The South China Morning Post printed the article and posted it online until its sudden disappearance from the website at night. It had been replaced with a statement from the newspaper claiming Yam's column hadn't met its standards for publication and contained "multiple unverifiable insinuations."
If you ask Executive Editor Chow Chung-yan about possible attempts by China to interfere, you get a remarkable answer. The newspaper has excellent relations with all kinds of governments, Chow says. "If they feel misrepresented, they call us and ask for a meeting." It's only Beijing that we never hear from, he says. He adds that he wishes that were different.
The article you are reading originally appeared in German in issue 34/2018 (August 18th, 2018) of DER SPIEGEL.
China's government is concerned about the country's reputation. It has taken a beating, and not just since Donald Trump's declaration of a trade war against the country. That's why Beijing is now pumping billions into a state-steered media apparatus that is supposed to spin the story of China's miracle to foreign audiences. It wants to have a significant voice in the debate as to whether the world should fête or fear China's rise.
Although the South China Morning Post is a privately owned company, it would still suit its owners well if the world had a better opinion of China. Alibaba currently generates the lion's share of its revenues in China. But the company would like to conquer foreign markets in the future and become a global player. The most plausible explanation is that Alibaba acted out of a mixture of patriotism and self-interest when it acquired the newspaper.

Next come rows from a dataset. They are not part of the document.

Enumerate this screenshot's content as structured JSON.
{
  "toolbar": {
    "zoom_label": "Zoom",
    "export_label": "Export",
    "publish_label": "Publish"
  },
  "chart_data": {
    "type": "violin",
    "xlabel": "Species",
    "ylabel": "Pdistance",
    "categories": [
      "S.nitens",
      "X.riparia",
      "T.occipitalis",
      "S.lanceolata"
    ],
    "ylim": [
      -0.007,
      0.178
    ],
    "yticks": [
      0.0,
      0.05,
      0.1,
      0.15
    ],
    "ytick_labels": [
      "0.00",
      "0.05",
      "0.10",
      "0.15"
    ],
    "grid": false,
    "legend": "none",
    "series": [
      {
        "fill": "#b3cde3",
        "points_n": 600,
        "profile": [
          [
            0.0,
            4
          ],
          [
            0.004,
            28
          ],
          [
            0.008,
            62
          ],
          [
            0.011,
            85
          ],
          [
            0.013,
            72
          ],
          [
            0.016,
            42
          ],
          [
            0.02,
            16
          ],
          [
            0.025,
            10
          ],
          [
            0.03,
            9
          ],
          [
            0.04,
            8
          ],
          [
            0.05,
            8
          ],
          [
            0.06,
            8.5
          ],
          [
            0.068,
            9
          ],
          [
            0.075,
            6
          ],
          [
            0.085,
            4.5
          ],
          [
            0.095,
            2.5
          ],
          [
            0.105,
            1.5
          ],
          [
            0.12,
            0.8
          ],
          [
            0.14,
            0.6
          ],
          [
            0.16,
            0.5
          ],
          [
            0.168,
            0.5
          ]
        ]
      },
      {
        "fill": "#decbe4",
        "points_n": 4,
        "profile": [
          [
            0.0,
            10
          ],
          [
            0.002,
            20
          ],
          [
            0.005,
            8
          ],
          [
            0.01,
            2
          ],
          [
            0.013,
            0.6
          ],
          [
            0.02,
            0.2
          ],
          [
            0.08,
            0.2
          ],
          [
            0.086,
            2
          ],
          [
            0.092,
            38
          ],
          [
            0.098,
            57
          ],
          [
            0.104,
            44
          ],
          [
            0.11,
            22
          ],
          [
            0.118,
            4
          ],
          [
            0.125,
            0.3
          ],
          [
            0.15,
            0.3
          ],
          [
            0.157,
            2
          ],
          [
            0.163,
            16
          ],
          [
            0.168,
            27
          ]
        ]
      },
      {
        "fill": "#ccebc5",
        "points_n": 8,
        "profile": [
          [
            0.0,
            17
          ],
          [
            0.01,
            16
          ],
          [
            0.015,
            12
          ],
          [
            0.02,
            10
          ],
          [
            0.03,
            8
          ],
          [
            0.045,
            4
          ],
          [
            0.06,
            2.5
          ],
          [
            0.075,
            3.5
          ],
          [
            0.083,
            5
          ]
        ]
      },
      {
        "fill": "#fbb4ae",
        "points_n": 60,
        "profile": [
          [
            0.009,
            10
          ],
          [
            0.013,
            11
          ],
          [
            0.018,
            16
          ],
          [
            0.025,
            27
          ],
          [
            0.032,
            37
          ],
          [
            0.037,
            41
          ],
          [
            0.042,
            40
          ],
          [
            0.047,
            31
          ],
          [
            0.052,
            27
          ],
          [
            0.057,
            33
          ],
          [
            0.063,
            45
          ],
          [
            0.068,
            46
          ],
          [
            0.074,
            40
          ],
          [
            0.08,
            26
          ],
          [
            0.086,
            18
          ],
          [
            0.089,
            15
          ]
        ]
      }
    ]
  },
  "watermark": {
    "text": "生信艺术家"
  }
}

Describing the ideal relationship between companies and the government, Jack Ma has said something along the lines of: "Go ahead and flirt with it, but don't marry it."